EXERCISE GOAL:
Make a tally of the lines in the records that include the string "screenshot", and give only that number.

(Collected data)
::::::::

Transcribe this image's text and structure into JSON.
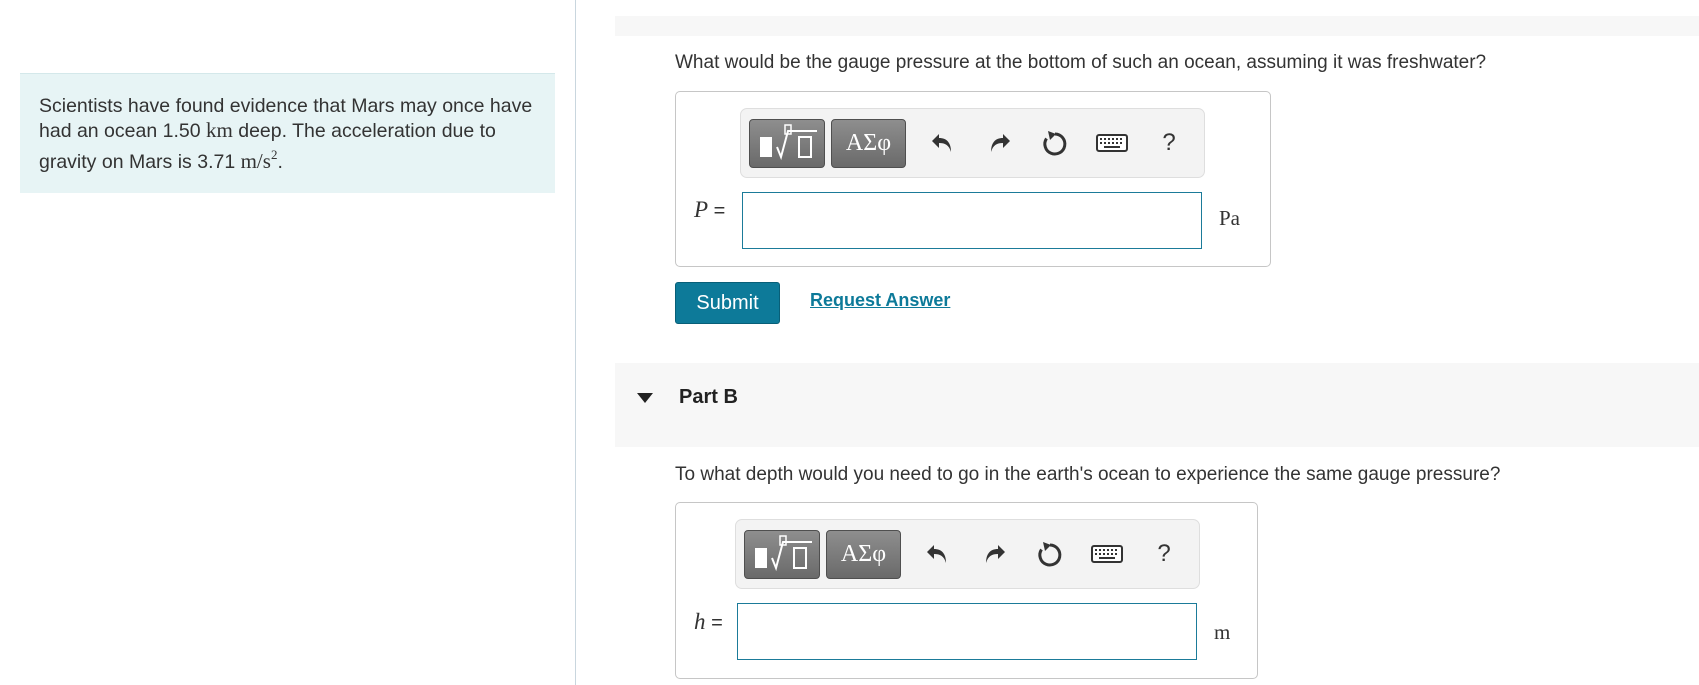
{
  "problem": {
    "line1": "Scientists have found evidence that Mars may once have",
    "line2_pre": "had an ocean ",
    "depth_value": "1.50",
    "depth_unit": "km",
    "line2_post": " deep. The acceleration due to",
    "line3_pre": "gravity on Mars is ",
    "gravity_value": "3.71",
    "gravity_unit": "m/s",
    "gravity_exp": "2",
    "line3_post": "."
  },
  "toolbar": {
    "templates_icon": "templates-sqrt-icon",
    "greek_label": "ΑΣφ",
    "undo_icon": "undo-icon",
    "redo_icon": "redo-icon",
    "reset_icon": "reset-icon",
    "keyboard_icon": "keyboard-icon",
    "help_label": "?"
  },
  "partA": {
    "question": "What would be the gauge pressure at the bottom of such an ocean, assuming it was freshwater?",
    "var": "P",
    "equals": "=",
    "value": "",
    "unit": "Pa",
    "submit_label": "Submit",
    "request_label": "Request Answer"
  },
  "partB": {
    "title": "Part B",
    "question": "To what depth would you need to go in the earth's ocean to experience the same gauge pressure?",
    "var": "h",
    "equals": "=",
    "value": "",
    "unit": "m"
  },
  "colors": {
    "accent": "#0d7a99",
    "problem_bg": "#e7f4f5",
    "panel_bg": "#f7f7f7"
  }
}
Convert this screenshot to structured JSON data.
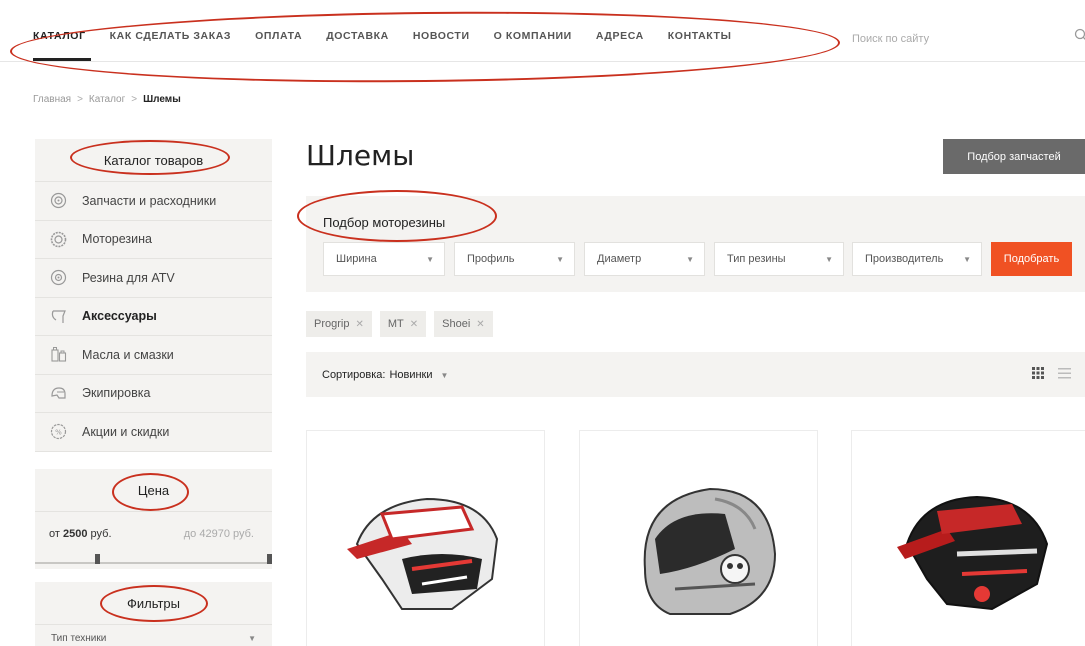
{
  "nav": {
    "items": [
      "КАТАЛОГ",
      "КАК СДЕЛАТЬ ЗАКАЗ",
      "ОПЛАТА",
      "ДОСТАВКА",
      "НОВОСТИ",
      "О КОМПАНИИ",
      "АДРЕСА",
      "КОНТАКТЫ"
    ],
    "search_placeholder": "Поиск по сайту"
  },
  "breadcrumb": {
    "home": "Главная",
    "catalog": "Каталог",
    "current": "Шлемы",
    "sep": ">"
  },
  "sidebar": {
    "catalog_title": "Каталог товаров",
    "categories": [
      {
        "label": "Запчасти и расходники",
        "icon": "brake-disc-icon"
      },
      {
        "label": "Моторезина",
        "icon": "tire-icon"
      },
      {
        "label": "Резина для ATV",
        "icon": "atv-tire-icon"
      },
      {
        "label": "Аксессуары",
        "icon": "mirror-icon"
      },
      {
        "label": "Масла и смазки",
        "icon": "oil-icon"
      },
      {
        "label": "Экипировка",
        "icon": "helmet-icon"
      },
      {
        "label": "Акции и скидки",
        "icon": "discount-icon"
      }
    ],
    "price_title": "Цена",
    "price_from_prefix": "от",
    "price_from": "2500",
    "price_to_prefix": "до",
    "price_to": "42970",
    "currency": "руб.",
    "filters_title": "Фильтры",
    "filter_first": "Тип техники"
  },
  "main": {
    "title": "Шлемы",
    "parts_button": "Подбор запчастей",
    "tire_title": "Подбор моторезины",
    "selects": [
      "Ширина",
      "Профиль",
      "Диаметр",
      "Тип резины",
      "Производитель"
    ],
    "pick_button": "Подобрать",
    "tags": [
      "Progrip",
      "MT",
      "Shoei"
    ],
    "sort_label": "Сортировка:",
    "sort_value": "Новинки"
  },
  "colors": {
    "accent": "#f05123",
    "annotation": "#c9301e",
    "panel": "#f4f3f1",
    "dark_button": "#6a6a6a"
  }
}
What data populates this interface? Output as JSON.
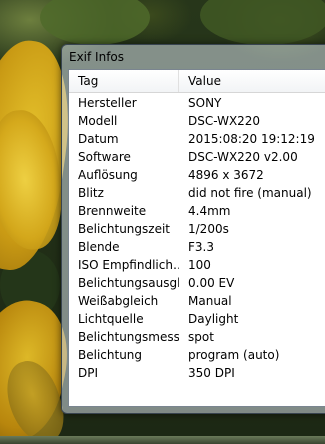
{
  "window": {
    "title": "Exif Infos"
  },
  "table": {
    "headers": {
      "tag": "Tag",
      "value": "Value"
    },
    "rows": [
      {
        "tag": "Hersteller",
        "value": "SONY"
      },
      {
        "tag": "Modell",
        "value": "DSC-WX220"
      },
      {
        "tag": "Datum",
        "value": "2015:08:20 19:12:19"
      },
      {
        "tag": "Software",
        "value": "DSC-WX220 v2.00"
      },
      {
        "tag": "Auflösung",
        "value": "4896 x 3672"
      },
      {
        "tag": "Blitz",
        "value": "did not fire (manual)"
      },
      {
        "tag": "Brennweite",
        "value": "4.4mm"
      },
      {
        "tag": "Belichtungszeit",
        "value": "1/200s"
      },
      {
        "tag": "Blende",
        "value": "F3.3"
      },
      {
        "tag": "ISO Empfindlich…",
        "value": "100"
      },
      {
        "tag": "Belichtungsausgl…",
        "value": "0.00 EV"
      },
      {
        "tag": "Weißabgleich",
        "value": "Manual"
      },
      {
        "tag": "Lichtquelle",
        "value": "Daylight"
      },
      {
        "tag": "Belichtungsmess…",
        "value": "spot"
      },
      {
        "tag": "Belichtung",
        "value": "program (auto)"
      },
      {
        "tag": "DPI",
        "value": "350 DPI"
      }
    ]
  }
}
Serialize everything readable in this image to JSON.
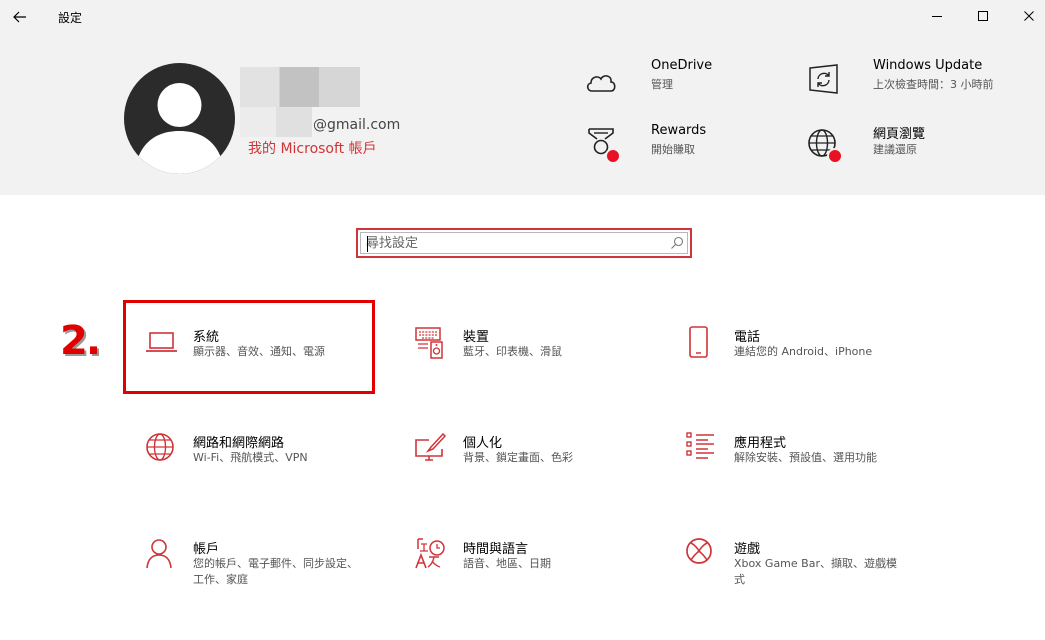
{
  "window": {
    "title": "設定"
  },
  "account": {
    "email_suffix": "@gmail.com",
    "link_label": "我的 Microsoft 帳戶"
  },
  "header_items": {
    "onedrive": {
      "title": "OneDrive",
      "subtitle": "管理"
    },
    "windows_update": {
      "title": "Windows Update",
      "subtitle": "上次檢查時間：3 小時前"
    },
    "rewards": {
      "title": "Rewards",
      "subtitle": "開始賺取"
    },
    "web_browsing": {
      "title": "網頁瀏覽",
      "subtitle": "建議還原"
    }
  },
  "search": {
    "placeholder": "尋找設定"
  },
  "annotation": {
    "step": "2."
  },
  "tiles": {
    "system": {
      "title": "系統",
      "desc": "顯示器、音效、通知、電源"
    },
    "devices": {
      "title": "裝置",
      "desc": "藍牙、印表機、滑鼠"
    },
    "phone": {
      "title": "電話",
      "desc": "連結您的 Android、iPhone"
    },
    "network": {
      "title": "網路和網際網路",
      "desc": "Wi-Fi、飛航模式、VPN"
    },
    "personalization": {
      "title": "個人化",
      "desc": "背景、鎖定畫面、色彩"
    },
    "apps": {
      "title": "應用程式",
      "desc": "解除安裝、預設值、選用功能"
    },
    "accounts": {
      "title": "帳戶",
      "desc": "您的帳戶、電子郵件、同步設定、工作、家庭"
    },
    "time_language": {
      "title": "時間與語言",
      "desc": "語音、地區、日期"
    },
    "gaming": {
      "title": "遊戲",
      "desc": "Xbox Game Bar、擷取、遊戲模式"
    }
  },
  "colors": {
    "accent": "#d13438",
    "annotation_red": "#e00000",
    "header_bg": "#f2f2f2",
    "notification_dot": "#e81123"
  }
}
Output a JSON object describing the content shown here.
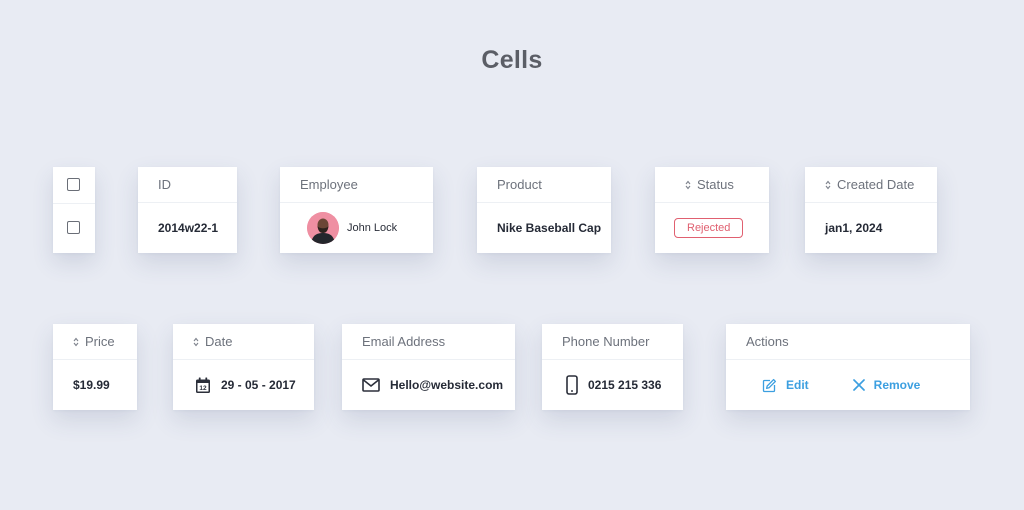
{
  "page": {
    "title": "Cells"
  },
  "cells": {
    "id": {
      "header": "ID",
      "value": "2014w22-1"
    },
    "employee": {
      "header": "Employee",
      "name": "John Lock"
    },
    "product": {
      "header": "Product",
      "value": "Nike Baseball Cap"
    },
    "status": {
      "header": "Status",
      "value": "Rejected",
      "color": "#e06070"
    },
    "created_date": {
      "header": "Created Date",
      "value": "jan1, 2024"
    },
    "price": {
      "header": "Price",
      "value": "$19.99"
    },
    "date": {
      "header": "Date",
      "value": "29 - 05 - 2017",
      "icon": "calendar-icon",
      "icon_day": "12"
    },
    "email": {
      "header": "Email Address",
      "value": "Hello@website.com",
      "icon": "mail-icon"
    },
    "phone": {
      "header": "Phone Number",
      "value": "0215 215 336",
      "icon": "phone-icon"
    },
    "actions": {
      "header": "Actions",
      "edit_label": "Edit",
      "remove_label": "Remove",
      "accent": "#3c9fe0"
    }
  }
}
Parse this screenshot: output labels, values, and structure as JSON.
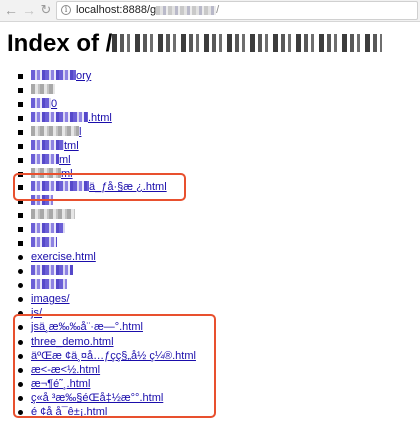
{
  "browser": {
    "url_host": "localhost:8888/g",
    "url_tail": "/"
  },
  "page": {
    "title": "Index of /"
  },
  "files": [
    {
      "label": "ory",
      "blur_width": 45
    },
    {
      "label": "",
      "blur_width": 24
    },
    {
      "label": "0",
      "blur_width": 20
    },
    {
      "label": ".html",
      "blur_width": 57
    },
    {
      "label": "l",
      "blur_width": 48
    },
    {
      "label": "tml",
      "blur_width": 33
    },
    {
      "label": "ml",
      "blur_width": 28
    },
    {
      "label": "ml",
      "blur_width": 30
    },
    {
      "label": "ä_ƒå·§æ ¿.html",
      "blur_width": 58
    },
    {
      "label": "",
      "blur_width": 22
    },
    {
      "label": "",
      "blur_width": 44
    },
    {
      "label": "",
      "blur_width": 34
    },
    {
      "label": "",
      "blur_width": 26
    },
    {
      "label": "exercise.html",
      "blur_width": 0
    },
    {
      "label": "",
      "blur_width": 42
    },
    {
      "label": "",
      "blur_width": 36
    },
    {
      "label": "images/",
      "blur_width": 0
    },
    {
      "label": "js/",
      "blur_width": 0
    },
    {
      "label": "jsä¸­æ‰‰å¨·æ—°.html",
      "blur_width": 0
    },
    {
      "label": "three_demo.html",
      "blur_width": 0
    },
    {
      "label": "äºŒæ ¢ä¸¤å…ƒçç§„å½ ç¼®.html",
      "blur_width": 0
    },
    {
      "label": "æ<-æ<½.html",
      "blur_width": 0
    },
    {
      "label": "æ¬¶é˜¸.html",
      "blur_width": 0
    },
    {
      "label": "ç«å ³æ‰§éŒå‡½æ°°.html",
      "blur_width": 0
    },
    {
      "label": "é ¢å å¯ê±¡.html",
      "blur_width": 0
    }
  ]
}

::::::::

WRITTEN SOLUTION:
2